“I hate Chinese! It is the toughest subject! I wish I could drop it.”
Does this sound familiar to you? If your child is struggling with Chinese, rest assured that they are not alone. Not every student is linguistically-inclined, but is it possible to turn a chore into something enjoyable?
Here in Singapore, we pride ourselves in being a multilingual nation. Learning one’s own mother tongue has been incorporated seamlessly into our school curriculum, where children are taught a second language from as early as kindergarten. Students of Chinese ethnicity will typically learn Mandarin Chinese as their second language. If they excel in it, they can potentially opt to take Chinese as a double first language, together with English.

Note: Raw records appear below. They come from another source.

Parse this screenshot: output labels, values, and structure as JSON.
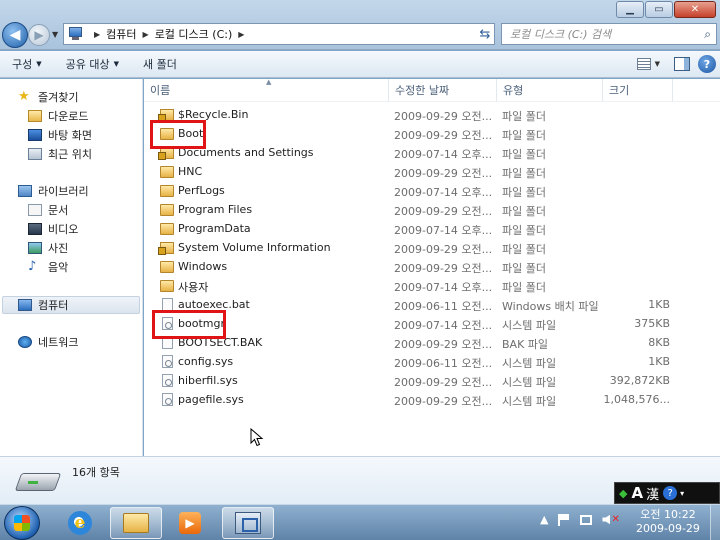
{
  "window": {
    "minimize_label": "▁",
    "maximize_label": "▭",
    "close_label": "✕"
  },
  "address": {
    "crumbs": [
      "컴퓨터",
      "로컬 디스크 (C:)"
    ],
    "search_placeholder": "로컬 디스크 (C:) 검색"
  },
  "toolbar": {
    "organize": "구성",
    "share": "공유 대상",
    "new_folder": "새 폴더"
  },
  "nav": {
    "favorites": "즐겨찾기",
    "downloads": "다운로드",
    "desktop": "바탕 화면",
    "recent": "최근 위치",
    "libraries": "라이브러리",
    "documents": "문서",
    "videos": "비디오",
    "pictures": "사진",
    "music": "음악",
    "computer": "컴퓨터",
    "network": "네트워크"
  },
  "columns": {
    "name": "이름",
    "date": "수정한 날짜",
    "type": "유형",
    "size": "크기"
  },
  "files": [
    {
      "name": "$Recycle.Bin",
      "date": "2009-09-29 오전...",
      "type": "파일 폴더",
      "size": "",
      "icon": "lock-folder-icon"
    },
    {
      "name": "Boot",
      "date": "2009-09-29 오전...",
      "type": "파일 폴더",
      "size": "",
      "icon": "folder-icon"
    },
    {
      "name": "Documents and Settings",
      "date": "2009-07-14 오후...",
      "type": "파일 폴더",
      "size": "",
      "icon": "lock-folder-icon"
    },
    {
      "name": "HNC",
      "date": "2009-09-29 오전...",
      "type": "파일 폴더",
      "size": "",
      "icon": "folder-icon"
    },
    {
      "name": "PerfLogs",
      "date": "2009-07-14 오후...",
      "type": "파일 폴더",
      "size": "",
      "icon": "folder-icon"
    },
    {
      "name": "Program Files",
      "date": "2009-09-29 오전...",
      "type": "파일 폴더",
      "size": "",
      "icon": "folder-icon"
    },
    {
      "name": "ProgramData",
      "date": "2009-07-14 오후...",
      "type": "파일 폴더",
      "size": "",
      "icon": "folder-icon"
    },
    {
      "name": "System Volume Information",
      "date": "2009-09-29 오전...",
      "type": "파일 폴더",
      "size": "",
      "icon": "lock-folder-icon"
    },
    {
      "name": "Windows",
      "date": "2009-09-29 오전...",
      "type": "파일 폴더",
      "size": "",
      "icon": "folder-icon"
    },
    {
      "name": "사용자",
      "date": "2009-07-14 오후...",
      "type": "파일 폴더",
      "size": "",
      "icon": "folder-icon"
    },
    {
      "name": "autoexec.bat",
      "date": "2009-06-11 오전...",
      "type": "Windows 배치 파일",
      "size": "1KB",
      "icon": "batch-file-icon"
    },
    {
      "name": "bootmgr",
      "date": "2009-07-14 오전...",
      "type": "시스템 파일",
      "size": "375KB",
      "icon": "system-file-icon"
    },
    {
      "name": "BOOTSECT.BAK",
      "date": "2009-09-29 오전...",
      "type": "BAK 파일",
      "size": "8KB",
      "icon": "file-icon"
    },
    {
      "name": "config.sys",
      "date": "2009-06-11 오전...",
      "type": "시스템 파일",
      "size": "1KB",
      "icon": "system-file-icon"
    },
    {
      "name": "hiberfil.sys",
      "date": "2009-09-29 오전...",
      "type": "시스템 파일",
      "size": "392,872KB",
      "icon": "system-file-icon"
    },
    {
      "name": "pagefile.sys",
      "date": "2009-09-29 오전...",
      "type": "시스템 파일",
      "size": "1,048,576...",
      "icon": "system-file-icon"
    }
  ],
  "details": {
    "item_count": "16개 항목"
  },
  "ime": {
    "mode": "A",
    "hanja": "漢",
    "help": "?"
  },
  "taskbar": {
    "clock_time": "오전 10:22",
    "clock_date": "2009-09-29"
  },
  "colors": {
    "highlight_box": "#e01414",
    "taskbar": "#5f83a8",
    "title_bar": "#a9c3dd"
  }
}
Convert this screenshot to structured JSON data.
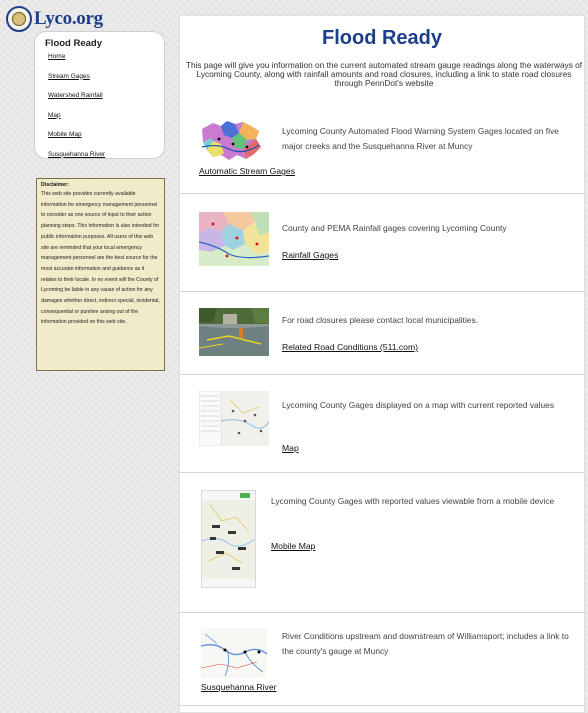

However, even though most students are no stranger to learning a second language, it is not uncommon to find students who are averse to it. Perhaps it is the way mother tongues have been forced upon the curriculum to unwilling students, or perhaps it is the stress of taking three or four other subjects in addition to Chinese. Whatever the reason, the pool of students facing difficulties in their mother tongue has always been there. As a helpless parent on the side-lines, you may be wondering if there is anything you can do to help your child regain an interest in Chinese. Well, you are not alone. As educators of a tuition agency in Singapore, we have continuously asked ourselves: how can we cultivate an appreciation for Chinese in our students?
Why Study Chinese?
Mother tongue has been made mandatory for most Singaporean students, not least because it helps to bridge the gap between the older generations and the younger. In Singapore, we can hear Chinese spoken every day at our local mama shops and hawker centres. However, Chinese is also key to gaining leverage in the rapidly expanding business world. As one of the major players in the global economic field, China is an important figure when it comes to dealing in today’s businesses. The ability to understand and speak Chinese is highly sought-after in many companies that are looking to expand internationally. People of all ethnicities have taken to learning Chinese given China’s rise in economic power. Here, we are extremely fortunate to have the opportunity to learn Chinese from as young as preschool, and to study it throughout our schooling years. For students looking to equip themselves with relevant skills for the workforce, speaking Chinese should be a topmost priority.
Additionally, taking Chinese, especially at higher levels, can reward students with better placements in their desired schools. For instance, by scoring well in higher Chinese in their PSLE or O-level examinations, students can be given priority to enrol in selected top secondary schools or junior colleges. As the playing field only gets more and more competitive, students will need every edge they can get to enrol in the school of their dreams.
Exposing Your Child to Chinese
We believe that early exposure to a language plays an important part in getting a child interested in the language and makes it easier for them to pick it up. Studies have shown that teaching a child a second language in their preschool years activates a linguistic part of their brain, and thus they will have an easier time even picking up additional languages when they are older.
Exposure to Chinese can be as simple as tuning in to Chinese radio stations when your child is around. Try reading them some story books in Chinese, playing Chinese games, and singing Chinese songs with them. If you are feeling creative, you can even make some flash cards with simple Chinese phrases to quiz your child! Need a little inspiration? There are plenty of fun applets created just to teach young children Chinese. You can try some educational games out with your child!
If your child is having trouble coping with Chinese in school, you could also try signing them up for primary school Chinese tuition. Tuition has the advantage of putting your child in the hands of a professional geared towards results, so you can be sure that those red grades will see an improvement. Chinese tuition does not have to be dry and boring – with the right teacher and classmates, tuition lessons can turn into fun sessions that your child will be begging you to take them to!
While it is always best to teach a child a new language from as young as possible, do not worry if your child is older and has been missing out on some of these opportunities. It is better to be late than never – now is as good a time as any to start exposing your child to Chinese!